Back to the results of Dr. Adams’ website in a moment.
But first, how did it go for Dr. Baker?
Dr. Baker Went Fully Custom:
$10,000 for a fully custom design
Dr. Baker learned of a fully custom web design service through his own research online. He looked at their value proposition, their history, their examples, and their pricing. Getting a fully custom website package through them with all the features he wanted would indeed cost about $10,000, significantly more than “off the shelf” options for $1,000 or even less.
Dr. Baker thinks of the potential return on investment, and makes the choice to go with this $10,000 design service. He thinks of how much revenue the average patient brings to his practice in a month, in a year, (then 5 years, 10 years…) compared to the upfront cost of the more custom, higher quality website. He begins to visualize how much bigger his return on investment can be.
With this designer, he has a great experience, free of doubt.
Over the phone, he has an enjoyable and engaging conversation with the designer, who asks him all kinds of useful questions about himself, his practice, and what value his practice provides. The doctor gets to proudly talk about the areas of his specialty where he makes the biggest difference in his patients’ quality of life, and what his patients have said they like best about him and his practice. The designer asks questions the doctor wouldn’t have even thought of himself, but that give great insight into what the site should emphasize.

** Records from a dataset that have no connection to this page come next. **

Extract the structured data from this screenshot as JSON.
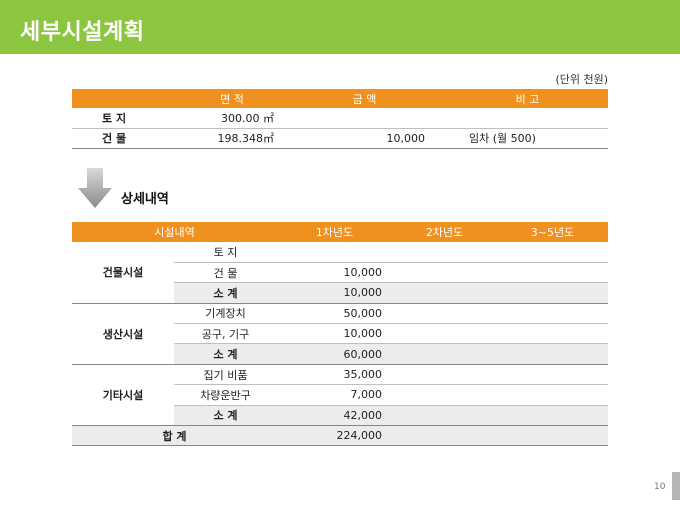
{
  "page": {
    "title": "세부시설계획",
    "unit_note": "(단위 천원)",
    "section_title": "상세내역",
    "page_number": "10"
  },
  "summary_table": {
    "headers": [
      "",
      "면    적",
      "금    액",
      "비    고"
    ],
    "rows": [
      {
        "label": "토  지",
        "area": "300.00 ㎡",
        "amount": "",
        "note": ""
      },
      {
        "label": "건  물",
        "area": "198.348㎡",
        "amount": "10,000",
        "note": "임차 (월 500)"
      }
    ]
  },
  "detail_table": {
    "headers": [
      "시설내역",
      "1차년도",
      "2차년도",
      "3~5년도"
    ],
    "groups": [
      {
        "name": "건물시설",
        "items": [
          {
            "name": "토  지",
            "y1": ""
          },
          {
            "name": "건  물",
            "y1": "10,000"
          }
        ],
        "subtotal": {
          "name": "소      계",
          "y1": "10,000"
        }
      },
      {
        "name": "생산시설",
        "items": [
          {
            "name": "기계장치",
            "y1": "50,000"
          },
          {
            "name": "공구, 기구",
            "y1": "10,000"
          }
        ],
        "subtotal": {
          "name": "소      계",
          "y1": "60,000"
        }
      },
      {
        "name": "기타시설",
        "items": [
          {
            "name": "집기 비품",
            "y1": "35,000"
          },
          {
            "name": "차량운반구",
            "y1": "7,000"
          }
        ],
        "subtotal": {
          "name": "소      계",
          "y1": "42,000"
        }
      }
    ],
    "total": {
      "name": "합      계",
      "y1": "224,000"
    }
  },
  "colors": {
    "header_bar": "#8cc641",
    "table_header": "#f0901e",
    "subtotal_fill": "#ececec"
  }
}
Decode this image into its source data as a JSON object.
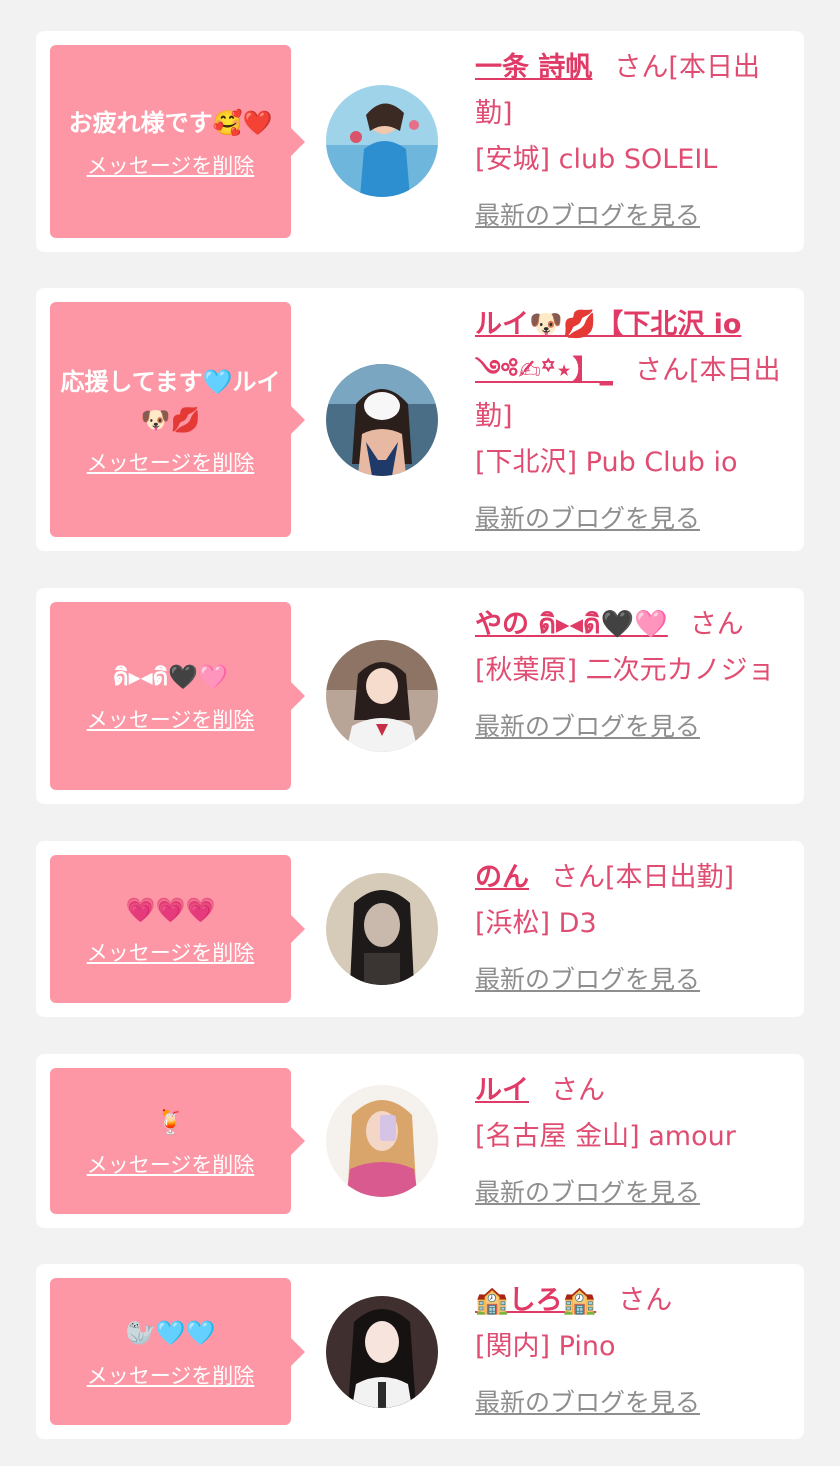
{
  "theme": {
    "card_bg": "#ffffff",
    "bubble_bg": "#fd96a5",
    "name_color": "#e03a66",
    "text_color": "#e04d72",
    "link_gray": "#8e8e8e",
    "page_bg": "#f2f2f2"
  },
  "items": [
    {
      "message": "お疲れ様です🥰❤️",
      "delete_label": "メッセージを削除",
      "name": "一条 詩帆",
      "suffix": "さん[本日出勤]",
      "shop": "[安城] club SOLEIL",
      "blog_label": "最新のブログを見る",
      "avatar_icon": "avatar-photo"
    },
    {
      "message": "応援してます🩵ルイ🐶💋",
      "delete_label": "メッセージを削除",
      "name": "ルイ🐶💋【下北沢 io ༺✍︎꙳⋆】_",
      "suffix": "さん[本日出勤]",
      "shop": "[下北沢] Pub Club io",
      "blog_label": "最新のブログを見る",
      "avatar_icon": "avatar-photo"
    },
    {
      "message": "ดิ▸◂ดิ🖤🩷",
      "delete_label": "メッセージを削除",
      "name": "やの ดิ▸◂ดิ🖤🩷",
      "suffix": "さん",
      "shop": "[秋葉原] 二次元カノジョ",
      "blog_label": "最新のブログを見る",
      "avatar_icon": "avatar-photo"
    },
    {
      "message": "💗💗💗",
      "delete_label": "メッセージを削除",
      "name": "のん",
      "suffix": "さん[本日出勤]",
      "shop": "[浜松] D3",
      "blog_label": "最新のブログを見る",
      "avatar_icon": "avatar-photo"
    },
    {
      "message": "🍹",
      "delete_label": "メッセージを削除",
      "name": "ルイ",
      "suffix": "さん",
      "shop": "[名古屋 金山] amour",
      "blog_label": "最新のブログを見る",
      "avatar_icon": "avatar-photo"
    },
    {
      "message": "🦭🩵🩵",
      "delete_label": "メッセージを削除",
      "name": "🏫しろ🏫",
      "suffix": "さん",
      "shop": "[関内] Pino",
      "blog_label": "最新のブログを見る",
      "avatar_icon": "avatar-photo"
    }
  ]
}
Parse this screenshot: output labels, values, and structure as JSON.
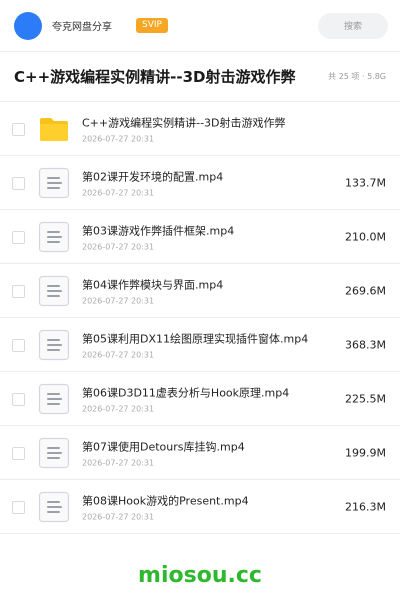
{
  "header": {
    "share_name": "夸克网盘分享",
    "badge": "SVIP",
    "search_placeholder": "搜索",
    "avatar_color": "#2b7cf6",
    "badge_color": "#f5a623"
  },
  "title": "C++游戏编程实例精讲--3D射击游戏作弊",
  "summary": "共 25 项 · 5.8G",
  "files": [
    {
      "name": "C++游戏编程实例精讲--3D射击游戏作弊",
      "date": "2026-07-27 20:31",
      "size": "",
      "icon": "folder-icon"
    },
    {
      "name": "第02课开发环境的配置.mp4",
      "date": "2026-07-27 20:31",
      "size": "133.7M",
      "icon": "document-icon"
    },
    {
      "name": "第03课游戏作弊插件框架.mp4",
      "date": "2026-07-27 20:31",
      "size": "210.0M",
      "icon": "document-icon"
    },
    {
      "name": "第04课作弊模块与界面.mp4",
      "date": "2026-07-27 20:31",
      "size": "269.6M",
      "icon": "document-icon"
    },
    {
      "name": "第05课利用DX11绘图原理实现插件窗体.mp4",
      "date": "2026-07-27 20:31",
      "size": "368.3M",
      "icon": "document-icon"
    },
    {
      "name": "第06课D3D11虚表分析与Hook原理.mp4",
      "date": "2026-07-27 20:31",
      "size": "225.5M",
      "icon": "document-icon"
    },
    {
      "name": "第07课使用Detours库挂钩.mp4",
      "date": "2026-07-27 20:31",
      "size": "199.9M",
      "icon": "document-icon"
    },
    {
      "name": "第08课Hook游戏的Present.mp4",
      "date": "2026-07-27 20:31",
      "size": "216.3M",
      "icon": "document-icon"
    }
  ],
  "watermark": "miosou.cc",
  "watermark_color": "#2eb82e"
}
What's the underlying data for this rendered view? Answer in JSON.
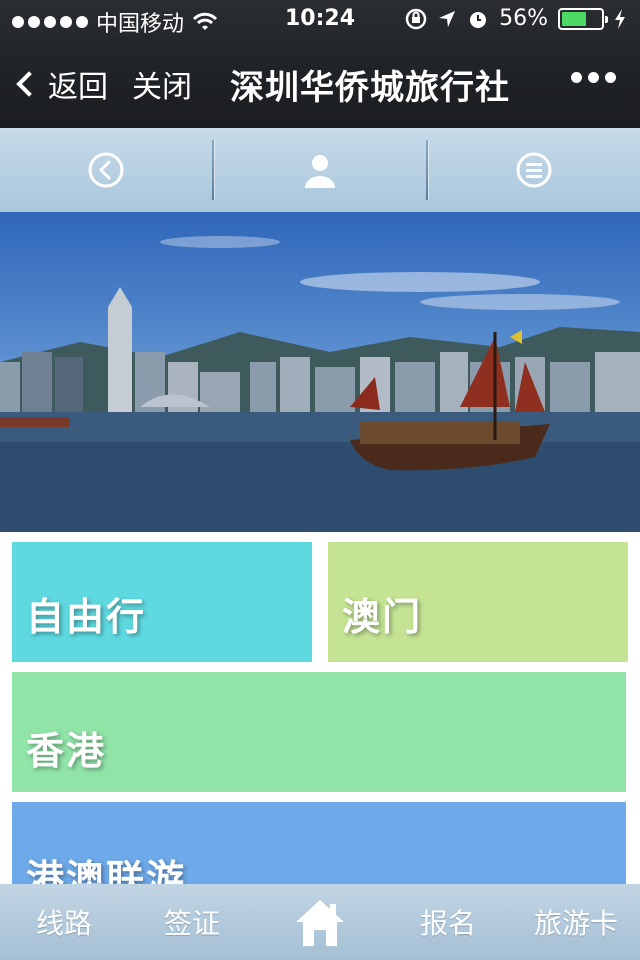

There’s plenty of back-and-forth info exchange about the design process. In the end, Dr. Baker is blown away by the sleekness, uniqueness, and practicality of his custom site. It functions just as well on mobile as on PC screens, its SEO (search engine optimization) is top-notch to reach more prospective patients, it loads fast, it’s helpful to patients, and it looks like his practice.
From the moment he looks around his new site, Dr. Baker already feels like he’s gotten his money’s worth!
Results for the two doctors:
Both doctors earned new patients and new revenue as a result of their new websites.
But the difference in quantity was tremendous.
Dr. Adams, with his semi-custom site, could attribute $20,000 in new patient revenue that year as a result of prospective patients finding him through the website. Not too bad for the $1,000 originally invested.
But Dr. Baker, who spent $10,000 on his fully custom site, brought in about eight times as many new patients as a result, leading to $160,000 in new revenue that year.
|Website Type||Website Cost||Revenue Generated|
|Semi-Custom Template (Dr. Adams)||$1,000||$20,000|
|Fully Custom Website (Dr. Baker)||$10,000||$160,000|
Which equation and result would you prefer for your practice?
Before you answer, keep in mind that the $9,000 difference in cost for the fully custom website is a one time investment. After that, the site is yours. If you were to only earn $9,001 in new revenue that year as a result of the site, you’d be ahead. And that’s being conservative with the value a custom website can bring.
See, the good thing about web design investments for medical practices, from a business perspective, is that it’s much easier to make a great ROI (return on investment) versus most other businesses.
Performing dental implants and cataract surgeries earns much more revenue per instance than, say, selling a couch or fixing a PC, yet the cost of the initial investment in a good website is generally similar to those other sorts of businesses.
This allows for “more bang for your buck,” hence, it makes sense to spend more bucks for more bang, so to speak.
If you are a more “see it for yourself” type of person, I suggest browsing the example custom-built websites below. Maybe, they will help you begin to piece together ideas of how your own practice’s website can look.
Examples of custom medical websites:
Hopefully the stories and the examples above get you thinking about how much you believe may be appropriate to invest in your practice’s website. I suggest that you carefully think through these questions:
What makes your practice unique?
What services do prospective patients need to know about?
What do patients love best about your practice?
Who is your ideal patient?
Now, how is your website going to convey all that?